Exercise
What lines in the listing include "size"? Return a copy of each.

Data extract
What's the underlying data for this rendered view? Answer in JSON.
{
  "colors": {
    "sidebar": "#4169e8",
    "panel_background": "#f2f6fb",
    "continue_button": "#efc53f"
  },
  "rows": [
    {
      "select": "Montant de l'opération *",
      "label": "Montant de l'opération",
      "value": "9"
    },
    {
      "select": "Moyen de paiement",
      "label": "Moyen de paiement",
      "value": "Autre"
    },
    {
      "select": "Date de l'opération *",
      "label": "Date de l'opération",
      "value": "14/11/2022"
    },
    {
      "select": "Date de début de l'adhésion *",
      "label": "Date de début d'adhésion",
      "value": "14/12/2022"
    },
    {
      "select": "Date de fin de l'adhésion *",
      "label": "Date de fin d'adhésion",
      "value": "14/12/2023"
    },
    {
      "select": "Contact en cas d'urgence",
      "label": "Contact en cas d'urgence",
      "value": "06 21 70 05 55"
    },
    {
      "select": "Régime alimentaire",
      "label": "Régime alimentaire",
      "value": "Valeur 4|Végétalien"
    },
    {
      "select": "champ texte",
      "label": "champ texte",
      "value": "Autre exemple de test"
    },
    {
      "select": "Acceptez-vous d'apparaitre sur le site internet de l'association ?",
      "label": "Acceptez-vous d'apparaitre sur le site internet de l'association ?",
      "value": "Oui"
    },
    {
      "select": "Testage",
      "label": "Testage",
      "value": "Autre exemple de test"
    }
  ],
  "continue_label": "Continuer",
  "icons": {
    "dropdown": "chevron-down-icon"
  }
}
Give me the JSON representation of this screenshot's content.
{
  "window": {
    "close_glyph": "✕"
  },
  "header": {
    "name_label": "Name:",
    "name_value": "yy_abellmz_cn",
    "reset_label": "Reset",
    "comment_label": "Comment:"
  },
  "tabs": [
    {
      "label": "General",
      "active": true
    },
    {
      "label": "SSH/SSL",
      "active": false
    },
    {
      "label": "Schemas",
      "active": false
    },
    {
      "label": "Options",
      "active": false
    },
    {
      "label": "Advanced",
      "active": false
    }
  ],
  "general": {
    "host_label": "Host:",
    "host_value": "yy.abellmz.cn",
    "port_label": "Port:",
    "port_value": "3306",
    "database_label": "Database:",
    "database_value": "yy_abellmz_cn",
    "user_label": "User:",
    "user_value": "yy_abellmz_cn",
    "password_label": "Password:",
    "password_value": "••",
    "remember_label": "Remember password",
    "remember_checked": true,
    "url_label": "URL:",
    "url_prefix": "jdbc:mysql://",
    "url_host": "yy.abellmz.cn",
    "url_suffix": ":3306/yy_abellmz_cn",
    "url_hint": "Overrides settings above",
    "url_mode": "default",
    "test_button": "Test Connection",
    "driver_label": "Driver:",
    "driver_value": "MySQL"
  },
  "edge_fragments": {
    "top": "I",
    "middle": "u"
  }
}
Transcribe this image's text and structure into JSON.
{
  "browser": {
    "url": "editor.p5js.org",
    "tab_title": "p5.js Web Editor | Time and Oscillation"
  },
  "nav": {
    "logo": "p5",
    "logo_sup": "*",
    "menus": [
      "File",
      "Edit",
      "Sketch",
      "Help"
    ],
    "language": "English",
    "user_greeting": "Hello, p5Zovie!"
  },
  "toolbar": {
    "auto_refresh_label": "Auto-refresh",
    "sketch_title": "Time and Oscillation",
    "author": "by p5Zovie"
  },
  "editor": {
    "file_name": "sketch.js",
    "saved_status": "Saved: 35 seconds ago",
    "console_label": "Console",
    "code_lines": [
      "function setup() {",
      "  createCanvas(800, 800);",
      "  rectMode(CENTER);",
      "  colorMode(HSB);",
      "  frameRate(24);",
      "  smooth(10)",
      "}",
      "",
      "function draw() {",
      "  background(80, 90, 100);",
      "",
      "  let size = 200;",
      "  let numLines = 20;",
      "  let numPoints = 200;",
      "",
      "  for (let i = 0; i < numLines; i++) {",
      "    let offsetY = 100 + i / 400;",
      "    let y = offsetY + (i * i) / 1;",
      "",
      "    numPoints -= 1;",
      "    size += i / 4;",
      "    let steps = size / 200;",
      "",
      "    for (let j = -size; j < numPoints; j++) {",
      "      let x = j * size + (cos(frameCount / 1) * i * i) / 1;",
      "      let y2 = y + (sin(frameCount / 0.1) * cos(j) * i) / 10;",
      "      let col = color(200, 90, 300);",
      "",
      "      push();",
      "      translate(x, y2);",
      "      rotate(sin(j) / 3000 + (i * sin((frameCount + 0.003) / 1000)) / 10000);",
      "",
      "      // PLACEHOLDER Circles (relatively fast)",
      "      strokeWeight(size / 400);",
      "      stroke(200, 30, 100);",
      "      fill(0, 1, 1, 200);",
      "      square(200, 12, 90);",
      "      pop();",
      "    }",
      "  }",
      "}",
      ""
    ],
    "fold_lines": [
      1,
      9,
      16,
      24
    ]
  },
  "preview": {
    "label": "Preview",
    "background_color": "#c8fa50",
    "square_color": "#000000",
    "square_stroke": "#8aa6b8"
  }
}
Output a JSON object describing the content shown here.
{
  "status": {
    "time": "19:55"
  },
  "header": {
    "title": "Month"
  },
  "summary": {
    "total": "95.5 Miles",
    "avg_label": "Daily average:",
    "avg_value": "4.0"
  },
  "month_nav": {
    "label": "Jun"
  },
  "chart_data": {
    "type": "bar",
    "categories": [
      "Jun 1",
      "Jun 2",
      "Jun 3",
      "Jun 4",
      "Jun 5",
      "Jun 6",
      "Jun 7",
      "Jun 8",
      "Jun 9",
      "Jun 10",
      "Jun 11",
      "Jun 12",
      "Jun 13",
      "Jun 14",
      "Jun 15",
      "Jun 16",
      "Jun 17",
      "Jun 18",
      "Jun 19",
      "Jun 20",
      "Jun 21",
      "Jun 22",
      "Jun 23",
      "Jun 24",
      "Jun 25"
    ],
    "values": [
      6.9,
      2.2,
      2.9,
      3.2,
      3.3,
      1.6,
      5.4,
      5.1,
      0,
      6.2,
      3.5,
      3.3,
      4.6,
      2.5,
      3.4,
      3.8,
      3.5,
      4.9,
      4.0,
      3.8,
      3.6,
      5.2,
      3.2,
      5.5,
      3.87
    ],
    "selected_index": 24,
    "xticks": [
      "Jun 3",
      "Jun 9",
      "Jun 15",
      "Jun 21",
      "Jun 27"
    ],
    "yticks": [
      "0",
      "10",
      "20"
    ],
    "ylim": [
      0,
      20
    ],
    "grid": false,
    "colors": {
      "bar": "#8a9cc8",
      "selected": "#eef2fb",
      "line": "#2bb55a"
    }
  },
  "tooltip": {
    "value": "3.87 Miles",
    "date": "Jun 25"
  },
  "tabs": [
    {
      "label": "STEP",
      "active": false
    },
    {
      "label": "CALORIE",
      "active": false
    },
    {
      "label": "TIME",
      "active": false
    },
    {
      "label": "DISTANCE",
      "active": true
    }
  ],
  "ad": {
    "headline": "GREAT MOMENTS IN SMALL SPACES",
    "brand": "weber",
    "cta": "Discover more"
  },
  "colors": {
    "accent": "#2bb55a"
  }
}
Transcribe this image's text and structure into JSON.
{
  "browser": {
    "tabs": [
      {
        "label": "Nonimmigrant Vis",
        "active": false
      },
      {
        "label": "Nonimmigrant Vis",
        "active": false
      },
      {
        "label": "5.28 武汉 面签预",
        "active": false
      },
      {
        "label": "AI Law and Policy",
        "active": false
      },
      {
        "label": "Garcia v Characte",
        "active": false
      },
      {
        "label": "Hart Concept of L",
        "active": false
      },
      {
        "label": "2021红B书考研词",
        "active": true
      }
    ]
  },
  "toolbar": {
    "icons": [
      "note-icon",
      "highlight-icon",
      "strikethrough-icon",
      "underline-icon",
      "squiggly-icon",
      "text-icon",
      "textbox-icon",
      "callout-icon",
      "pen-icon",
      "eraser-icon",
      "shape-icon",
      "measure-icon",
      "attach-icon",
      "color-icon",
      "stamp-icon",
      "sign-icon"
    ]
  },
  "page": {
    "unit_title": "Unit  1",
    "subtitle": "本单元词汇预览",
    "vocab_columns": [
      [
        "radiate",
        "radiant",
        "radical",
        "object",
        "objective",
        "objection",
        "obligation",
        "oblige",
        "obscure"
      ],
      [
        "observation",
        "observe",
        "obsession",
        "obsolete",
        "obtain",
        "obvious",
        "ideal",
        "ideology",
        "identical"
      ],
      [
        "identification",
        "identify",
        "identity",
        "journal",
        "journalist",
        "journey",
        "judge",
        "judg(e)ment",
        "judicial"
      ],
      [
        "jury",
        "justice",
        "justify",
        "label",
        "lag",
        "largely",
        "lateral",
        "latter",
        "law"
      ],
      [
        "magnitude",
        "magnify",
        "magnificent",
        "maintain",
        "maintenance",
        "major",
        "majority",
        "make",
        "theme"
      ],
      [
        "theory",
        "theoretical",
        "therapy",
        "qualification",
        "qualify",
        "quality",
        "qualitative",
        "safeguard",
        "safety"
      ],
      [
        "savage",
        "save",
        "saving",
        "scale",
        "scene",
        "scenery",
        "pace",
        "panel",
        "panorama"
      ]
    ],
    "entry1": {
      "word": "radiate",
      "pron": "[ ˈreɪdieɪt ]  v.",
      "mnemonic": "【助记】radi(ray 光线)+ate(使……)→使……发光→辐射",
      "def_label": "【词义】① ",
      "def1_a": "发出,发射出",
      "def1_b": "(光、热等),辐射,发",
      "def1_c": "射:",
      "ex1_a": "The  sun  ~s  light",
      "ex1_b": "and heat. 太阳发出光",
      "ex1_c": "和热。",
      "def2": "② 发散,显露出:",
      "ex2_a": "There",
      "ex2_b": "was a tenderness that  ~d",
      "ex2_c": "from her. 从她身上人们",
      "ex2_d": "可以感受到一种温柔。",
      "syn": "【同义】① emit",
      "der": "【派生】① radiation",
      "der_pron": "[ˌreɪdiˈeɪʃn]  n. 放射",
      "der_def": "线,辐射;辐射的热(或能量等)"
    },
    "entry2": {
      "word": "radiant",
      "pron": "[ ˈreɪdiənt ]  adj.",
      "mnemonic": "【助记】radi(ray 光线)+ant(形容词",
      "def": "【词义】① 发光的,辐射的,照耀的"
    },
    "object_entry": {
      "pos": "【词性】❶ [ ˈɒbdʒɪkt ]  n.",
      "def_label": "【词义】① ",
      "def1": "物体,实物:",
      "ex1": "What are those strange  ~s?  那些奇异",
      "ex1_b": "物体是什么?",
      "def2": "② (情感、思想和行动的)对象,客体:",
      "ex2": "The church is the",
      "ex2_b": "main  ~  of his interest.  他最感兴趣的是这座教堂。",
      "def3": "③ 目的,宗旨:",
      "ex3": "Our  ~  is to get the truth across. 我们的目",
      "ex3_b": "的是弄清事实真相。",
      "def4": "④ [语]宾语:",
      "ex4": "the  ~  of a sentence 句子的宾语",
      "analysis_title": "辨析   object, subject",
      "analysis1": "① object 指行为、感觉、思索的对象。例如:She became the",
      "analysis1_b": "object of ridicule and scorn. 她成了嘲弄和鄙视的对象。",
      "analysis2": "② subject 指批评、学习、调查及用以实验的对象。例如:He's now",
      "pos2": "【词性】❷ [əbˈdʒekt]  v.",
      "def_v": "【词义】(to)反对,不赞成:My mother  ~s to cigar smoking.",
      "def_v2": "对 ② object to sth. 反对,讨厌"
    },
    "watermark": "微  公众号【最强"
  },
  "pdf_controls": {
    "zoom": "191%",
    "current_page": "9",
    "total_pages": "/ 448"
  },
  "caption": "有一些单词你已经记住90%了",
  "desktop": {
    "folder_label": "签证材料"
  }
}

Reply to the task
      "  let size = 200;",
      "    size += i / 4;",
      "    let steps = size / 200;",
      "    for (let j = -size; j < numPoints; j++) {",
      "      let x = j * size + (cos(frameCount / 1) * i * i) / 1;",
      "      strokeWeight(size / 400);",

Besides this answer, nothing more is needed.